[[ INPUT DATA open ]]

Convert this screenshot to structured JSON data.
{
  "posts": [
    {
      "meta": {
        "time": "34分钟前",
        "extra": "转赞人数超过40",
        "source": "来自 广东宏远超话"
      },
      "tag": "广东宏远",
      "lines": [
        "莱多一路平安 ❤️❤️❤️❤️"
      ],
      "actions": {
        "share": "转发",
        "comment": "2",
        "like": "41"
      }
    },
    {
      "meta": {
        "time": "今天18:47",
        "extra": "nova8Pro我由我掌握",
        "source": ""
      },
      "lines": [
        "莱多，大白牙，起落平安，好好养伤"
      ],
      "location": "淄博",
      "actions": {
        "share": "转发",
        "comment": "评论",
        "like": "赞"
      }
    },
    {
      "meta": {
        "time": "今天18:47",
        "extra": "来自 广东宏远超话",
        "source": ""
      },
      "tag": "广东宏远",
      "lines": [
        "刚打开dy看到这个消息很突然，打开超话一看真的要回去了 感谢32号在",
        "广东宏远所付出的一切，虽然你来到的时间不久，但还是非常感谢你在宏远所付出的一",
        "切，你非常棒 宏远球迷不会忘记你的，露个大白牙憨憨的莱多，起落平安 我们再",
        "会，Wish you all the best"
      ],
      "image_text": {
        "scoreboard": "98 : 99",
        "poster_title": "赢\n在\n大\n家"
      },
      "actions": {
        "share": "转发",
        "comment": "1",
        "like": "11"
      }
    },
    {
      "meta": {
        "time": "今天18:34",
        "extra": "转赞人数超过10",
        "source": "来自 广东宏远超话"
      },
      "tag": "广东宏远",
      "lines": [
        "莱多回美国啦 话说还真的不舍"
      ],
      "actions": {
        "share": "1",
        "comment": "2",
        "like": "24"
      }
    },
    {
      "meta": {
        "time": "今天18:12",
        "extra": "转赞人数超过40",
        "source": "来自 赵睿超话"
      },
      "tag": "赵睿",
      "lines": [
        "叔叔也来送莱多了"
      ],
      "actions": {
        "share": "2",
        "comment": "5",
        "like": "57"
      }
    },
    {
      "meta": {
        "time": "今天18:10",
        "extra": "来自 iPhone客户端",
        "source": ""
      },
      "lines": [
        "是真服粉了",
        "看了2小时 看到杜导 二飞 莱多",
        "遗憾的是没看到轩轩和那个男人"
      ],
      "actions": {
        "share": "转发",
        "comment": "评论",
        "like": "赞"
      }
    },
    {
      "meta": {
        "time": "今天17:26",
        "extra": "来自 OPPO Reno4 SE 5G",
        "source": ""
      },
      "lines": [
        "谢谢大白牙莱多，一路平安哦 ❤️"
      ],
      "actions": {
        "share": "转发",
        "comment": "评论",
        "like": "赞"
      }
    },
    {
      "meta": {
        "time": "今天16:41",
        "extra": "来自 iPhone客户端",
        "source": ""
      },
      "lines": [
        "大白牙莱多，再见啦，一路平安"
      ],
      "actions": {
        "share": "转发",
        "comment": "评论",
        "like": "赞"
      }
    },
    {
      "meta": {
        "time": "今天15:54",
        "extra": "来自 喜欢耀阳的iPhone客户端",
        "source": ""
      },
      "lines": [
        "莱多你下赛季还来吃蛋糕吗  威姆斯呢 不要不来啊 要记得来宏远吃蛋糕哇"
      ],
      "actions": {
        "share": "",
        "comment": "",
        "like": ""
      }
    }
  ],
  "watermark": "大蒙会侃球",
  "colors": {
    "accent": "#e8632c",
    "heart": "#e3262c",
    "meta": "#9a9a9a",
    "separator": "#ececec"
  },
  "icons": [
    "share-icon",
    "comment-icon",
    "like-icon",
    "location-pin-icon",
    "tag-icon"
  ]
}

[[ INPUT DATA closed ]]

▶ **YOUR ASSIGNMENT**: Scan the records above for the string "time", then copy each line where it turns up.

▶ **EXERCISE OUTPUT**:
        "time": "34分钟前",
        "time": "今天18:47",
        "time": "今天18:47",
        "time": "今天18:34",
        "time": "今天18:12",
        "time": "今天18:10",
        "time": "今天17:26",
        "time": "今天16:41",
        "time": "今天15:54",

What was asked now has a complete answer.